A young man selling used clothes in a camp for displaced Iraqis in northern Iraq. (photo: Hawre Khalid/ Metrography)
In the city of Kut, one of the biggest beneficiaries of this year's Eid al-Fitr holiday – the celebration that marks the end of the holy month of Ramadan and which is of similar importance to Europeans' Christmas – is the second hand market.
Usually families will dress up, eat celebratory meals and give gifts during this holiday. And this year a lot of the people in this eastern Iraqi city are buying those gifts and new clothes at the second hand market, or shishan, as it is known locally.
Low income families in Kut, as well as Iraqis displaced by the security crisis caused by the extremist Islamic State group, say they simply cannot afford to buy brand new anymore. And sellers of brand new clothes say they've had to put their prices up because of a decrease in the value and stability of the Iraqi dollar.
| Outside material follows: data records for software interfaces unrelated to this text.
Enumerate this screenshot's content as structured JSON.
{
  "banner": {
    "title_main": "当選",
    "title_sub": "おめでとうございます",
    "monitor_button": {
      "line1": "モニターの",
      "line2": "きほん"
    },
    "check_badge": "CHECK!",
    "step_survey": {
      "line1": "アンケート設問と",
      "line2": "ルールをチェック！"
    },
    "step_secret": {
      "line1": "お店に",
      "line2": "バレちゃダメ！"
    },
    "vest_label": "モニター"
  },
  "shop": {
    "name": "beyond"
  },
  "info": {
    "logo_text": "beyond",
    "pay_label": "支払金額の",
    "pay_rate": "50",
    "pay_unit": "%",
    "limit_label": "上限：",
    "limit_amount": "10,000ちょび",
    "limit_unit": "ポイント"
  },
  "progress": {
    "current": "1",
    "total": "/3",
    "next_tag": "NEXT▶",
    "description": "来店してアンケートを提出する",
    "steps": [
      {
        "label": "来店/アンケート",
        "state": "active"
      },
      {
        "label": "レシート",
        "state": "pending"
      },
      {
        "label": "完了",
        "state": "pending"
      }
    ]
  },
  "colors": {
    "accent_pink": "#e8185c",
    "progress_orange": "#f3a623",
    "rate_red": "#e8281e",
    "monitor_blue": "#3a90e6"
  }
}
“The shishan market is the best place for poor or for displaced families to shop,” says one woman who wished to be known only as Umm Tawfiq, or the mother of Tawfiq; she is in her 50s, a former school teacher and one of Iraq's millions of displaced people – originally from Ninawa province where the security crisis began, she has no idea when she will be able to return home. “We have no other choice than the shishan market,” says the mother of four, who also buys clothes second hand because any income the family does have must be spent on ore urgent items.
Umm Tawfiq says she is also very disappointed with shop owners here, in the commercial district. She believes they have raised their prices intentionally in order to make the most profit from the upcoming holiday and she says they don't seem to care about the displaced here, or the low income locals, at all. “Their only concern is to make profits,” she says, her face tired and sad. “They don't have any sympathy.”
According to officials in Wasit, most of the internally displaced Iraqis living in the province come from the Tal Afar district, near the city of Mosul in Ninawa province, northern Iraq. Mosul is one of the strongholds of the Islamic State, or IS, group. Officials say there are around 870 families here as a result. Most of them are living in a compound on the Numaniyah road, about 30 kilometres from the centre of Kut, which was built to house pilgrims as they journeyed south. Mostly these families are dependent on donations from locals or from international organisations
On the other side of this equation, sellers in the second hand markets say business is great. “Most of our customers are displaced families who don't have enough money to buy new goods,” says Ali al-Assadi, one of the second hand traders. “Add to this the high prices put on imported clothing and our business is flourishing. There is much higher demand fir used goods at the moment.”
The prices of the used goods differ, depending on quality and country of origin. For example, al-Assadi says, a piece of children's clothing may sell for as little as IQD250 (about US$0.25) while other clothing sells for much higher prices.
Many of the larger second hand trading businesses get the used clothing in the form of large bales. They are known as “baleh” in Arabic, which is actually just a form of the English word, bale. In Arabic, baleh is a catch all phrase for any used goods. The bales of clothing come from more affluent countries, from Europe or the US and they often come to Iraq via the United Arab Emirates. Then the bales tend to be brought to Baghdad where they are sold on to traders.
“Demand for these kinds of goods has gone up dramatically because of the collapse in the Iraqi dinar's value,” another second hand trader who didn't want to be identified for business reasons, told NIQASH – new and imported items are just too expensive, especially for low income families and Iraq's internally displaced.
“Sometimes we go to camps or other areas where there are many displaced families to sell and display our goods so they don't have to come to the market,” the trader continued. “We know these families are living in extremely difficult conditions and that they can barely cover their expenses. They live on donations and we hope that by bringing the second hand goods to them, we can be a little helpful.”
Local donors are also helping the second hand market thrive.
“Every now and then we do campaigns where we collect money and clothing from well-off families in the district,” says Najat al-Waeli, who heads the Women's Horizon organisation based in Kut; most of the charity's work is focussed on helping displaced women in the area. “In some cases we collect money and we buy the piles of clothes ourselves to distribute to the families.”